COMMENTARY | Comments by “Joe the Plumber” Wurzelbacher , an Ohio congressional candidate, may have been intended shooting as a joke or an attention-getting device for fundraising purposes. Yet the message could be used to inspire a spree shooter, given its violent suggestions.
Recently, there was a movie theater in Aurora, Colo. Then, there was a Sikh temple in south Milwaukee, Wis. The other week, there was a housing unit in College Station, Texas. Now, a security guard was wounded by a would-be shooter at the Family Research Council.
These attacks all seem so random. Could they have been predicted? Were there any warning signs?
In the first case, medical professionals tried to alert law enforcement. In the second case, there was documented membership in a hate group. In the third case, family members expressed little surprise that violence would eventually occur. Information about the fourth case is still developing.
One thing that remains clear is that attempts to tone down the hate speech that pervaded before the shooting of Congresswoman Gabby Giffords and several attendees of her Tucson “meet-and-greet” have not been entirely successful.
In Arizona, the same place as ex-Representative Giffords’ shooting, “Joe the Plumber” told an audience that the government should “put a damn fence on the border going with Mexico and start shooting,” according to Amy Bingham from ABC News.
As if a congressional candidate advocating a spree shooting on a minority group wasn’t scary enough, Bingham also reported Wurzelbacher as saying “I’m not worried about being politically correct. That’s one think that’s really scared us and really hurt us as a country is everyone afraid to open their mouths, to say a little something funny.”
I don’t hear anyone in Colorado, Wisconsin, Texas, or Washington laughing about rampage killings in their neighborhoods. What if someone highly impressionable or with mental difficulties acted upon Joe the Plumber’s “joke”?
What’s ironic is that this Ohio politician has spoken about how gun control contributed to the Holocaust, according to the Huffington Post.
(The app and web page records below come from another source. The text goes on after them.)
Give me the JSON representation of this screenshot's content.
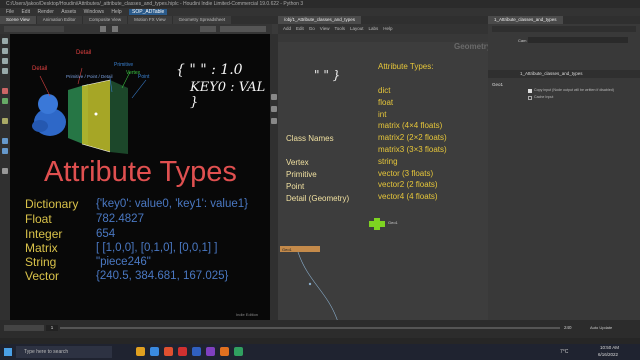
{
  "window": {
    "title": "C:/Users/jakoo/Desktop/Houdini/Attributes/_attribute_classes_and_types.hiplc - Houdini Indie Limited-Commercial 19.0.622 - Python 3"
  },
  "menu": [
    "File",
    "Edit",
    "Render",
    "Assets",
    "Windows",
    "Help",
    "SOP_ADTable"
  ],
  "tabs_left": [
    "Scene View",
    "Animation Editor",
    "Composite View",
    "Motion FX View",
    "Geometry Spreadsheet"
  ],
  "tabs_net": [
    "/obj/1_Attribute_classes_and_types"
  ],
  "tabs_side": [
    "1_Attribute_classes_and_types"
  ],
  "viewport": {
    "heading": "Attribute Types",
    "tag_detail1": "Detail",
    "tag_detail2": "Detail",
    "tag_primitive": "Primitive",
    "tag_vertex": "Vertex",
    "tag_point": "Point",
    "corner_label": "Indie Edition",
    "rows": [
      {
        "label": "Dictionary",
        "value": "{'key0': value0, 'key1': value1}"
      },
      {
        "label": "Float",
        "value": "782.4827"
      },
      {
        "label": "Integer",
        "value": "654"
      },
      {
        "label": "Matrix",
        "value": "[ [1,0,0], [0,1,0], [0,0,1] ]"
      },
      {
        "label": "String",
        "value": "\"piece246\""
      },
      {
        "label": "Vector",
        "value": "{240.5, 384.681, 167.025}"
      }
    ]
  },
  "handwriting": {
    "brace_line": "{ \" \" : 1.0",
    "key_line": "KEY0 : VAL }",
    "quote_left": "\" \" }"
  },
  "network": {
    "context_label": "Geometry",
    "class_names_title": "Class Names",
    "class_names": [
      "Vertex",
      "Primitive",
      "Point",
      "Detail (Geometry)"
    ],
    "types_title": "Attribute Types:",
    "types": [
      "dict",
      "float",
      "int",
      "matrix (4×4 floats)",
      "matrix2 (2×2 floats)",
      "matrix3 (3×3 floats)",
      "string",
      "vector (3 floats)",
      "vector2 (2 floats)",
      "vector4 (4 floats)"
    ],
    "node_name": "Geo1",
    "node_small": "Geo1"
  },
  "side": {
    "path": "1_Attribute_classes_and_types",
    "row_label": "Geo1",
    "check1": "Copy input (Node output will be written if disabled)",
    "check2": "Cache Input"
  },
  "timeline": {
    "frame": "1",
    "end": "240",
    "auto_update": "Auto Update"
  },
  "taskbar": {
    "search_placeholder": "Type here to search",
    "temp": "7°C",
    "time": "10:50 AM",
    "date": "6/16/2022"
  },
  "colors": {
    "accent_yellow": "#e6c63a",
    "value_blue": "#4a78c2",
    "heading_red": "#e05050",
    "node_green": "#7ed321"
  }
}
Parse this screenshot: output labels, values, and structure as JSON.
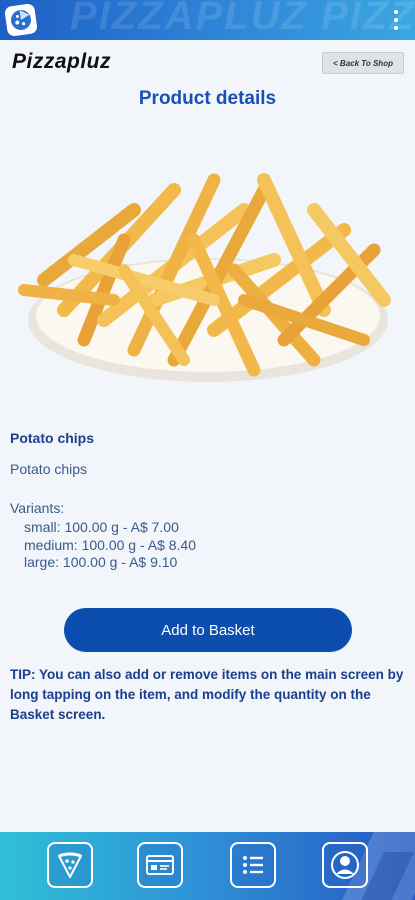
{
  "app": {
    "brand": "Pizzapluz",
    "watermark_text": "PIZZAPLUZ PIZZA"
  },
  "header": {
    "back_label": "< Back To Shop",
    "title": "Product details"
  },
  "product": {
    "name": "Potato chips",
    "description": "Potato chips",
    "variants_label": "Variants:",
    "variants": [
      "small: 100.00 g - A$ 7.00",
      "medium: 100.00 g - A$ 8.40",
      "large: 100.00 g - A$ 9.10"
    ]
  },
  "actions": {
    "add_to_basket": "Add to Basket"
  },
  "tip": "TIP: You can also add or remove items on the main screen by long tapping on the item, and modify the quantity on the Basket screen.",
  "bottom_nav": [
    {
      "icon": "pizza-slice-icon"
    },
    {
      "icon": "id-card-icon"
    },
    {
      "icon": "list-icon"
    },
    {
      "icon": "user-profile-icon"
    }
  ],
  "colors": {
    "accent": "#0b4eb0",
    "title": "#1a4fb5",
    "background": "#f2f5f9"
  }
}
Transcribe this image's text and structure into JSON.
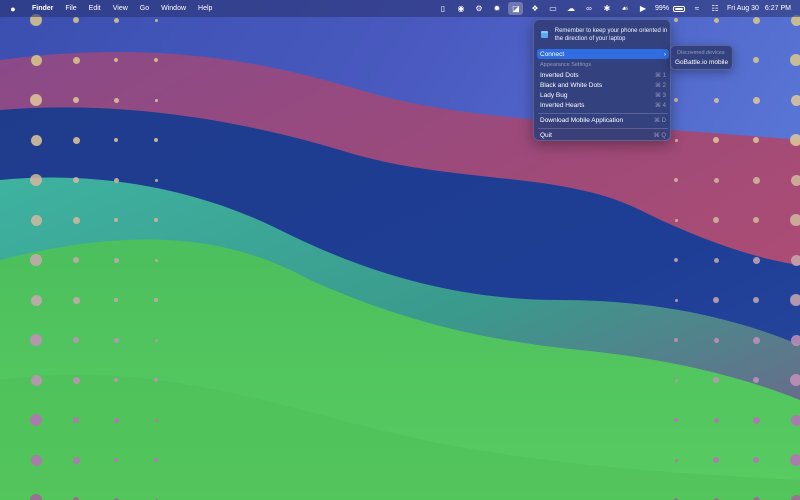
{
  "menubar": {
    "app_name": "Finder",
    "menus": [
      "File",
      "Edit",
      "View",
      "Go",
      "Window",
      "Help"
    ],
    "battery_percent": "99%",
    "date": "Fri Aug 30",
    "time": "6:27 PM"
  },
  "app_menu": {
    "tip": "Remember to keep your phone oriented in the direction of your laptop",
    "connect_label": "Connect",
    "section_label": "Appearance Settings",
    "appearance_items": [
      {
        "label": "Inverted Dots",
        "shortcut": "⌘ 1"
      },
      {
        "label": "Black and White Dots",
        "shortcut": "⌘ 2"
      },
      {
        "label": "Lady Bug",
        "shortcut": "⌘ 3"
      },
      {
        "label": "Inverted Hearts",
        "shortcut": "⌘ 4"
      }
    ],
    "download_label": "Download Mobile Application",
    "download_shortcut": "⌘ D",
    "quit_label": "Quit",
    "quit_shortcut": "⌘ Q"
  },
  "submenu": {
    "header": "Discovered devices",
    "device": "GoBattle.io mobile"
  },
  "colors": {
    "highlight": "#2f6de0",
    "menu_background": "#323e78"
  }
}
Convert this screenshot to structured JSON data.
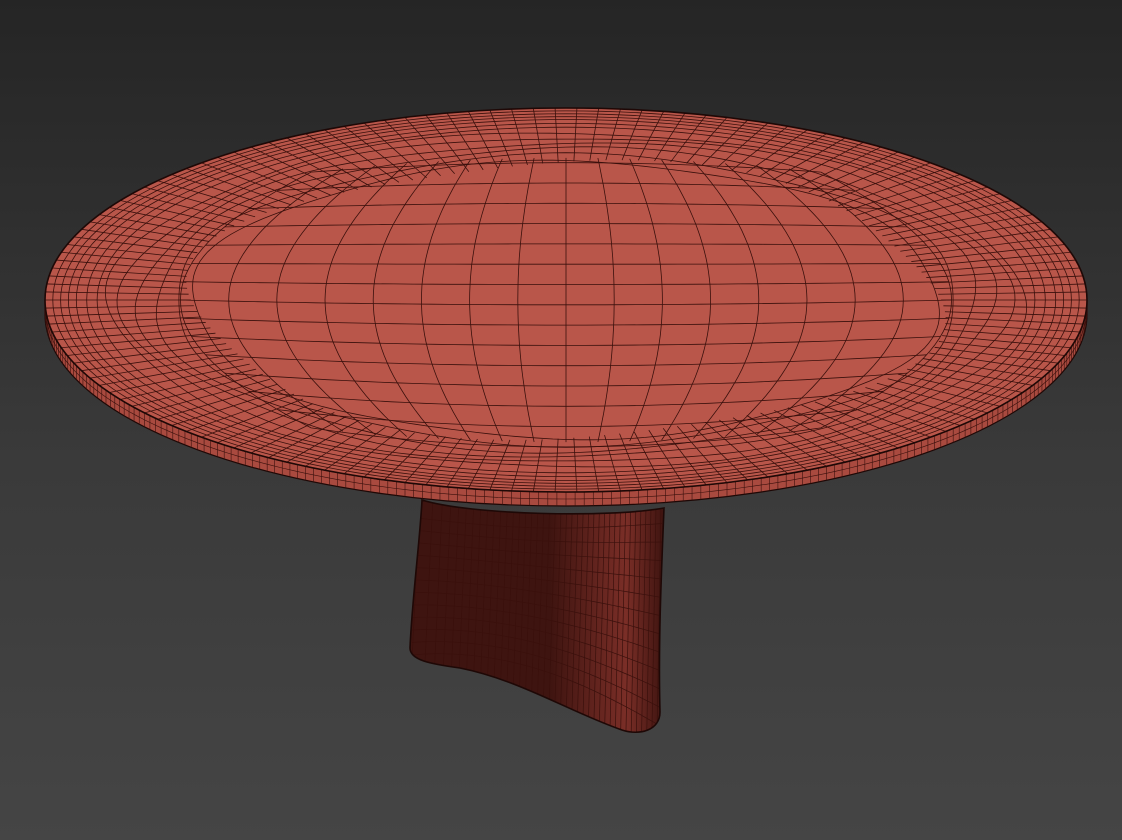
{
  "scene": {
    "subject": "round-table-wireframe",
    "render_mode": "shaded-with-wireframe-edges",
    "colors": {
      "background_top": "#252525",
      "background_bottom": "#454545",
      "tabletop_fill": "#b9564a",
      "tabletop_edge_fill": "#a94a3f",
      "base_fill_light": "#7a2e27",
      "base_fill_dark": "#3e1410",
      "wire_color": "#3a100c",
      "outline_color": "#1e0806"
    }
  }
}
Imagine elected politicians carry out Joe the Plumber’s suggestion, checking papers to see who goes to free, and who goes up against the wall.
Now that is something which is scarier than Joe the Plumber being a little afraid of suggesting shooting a certain type of people.
John A. Tures is an associate professor of political science at LaGrange College in LaGrange, Ga.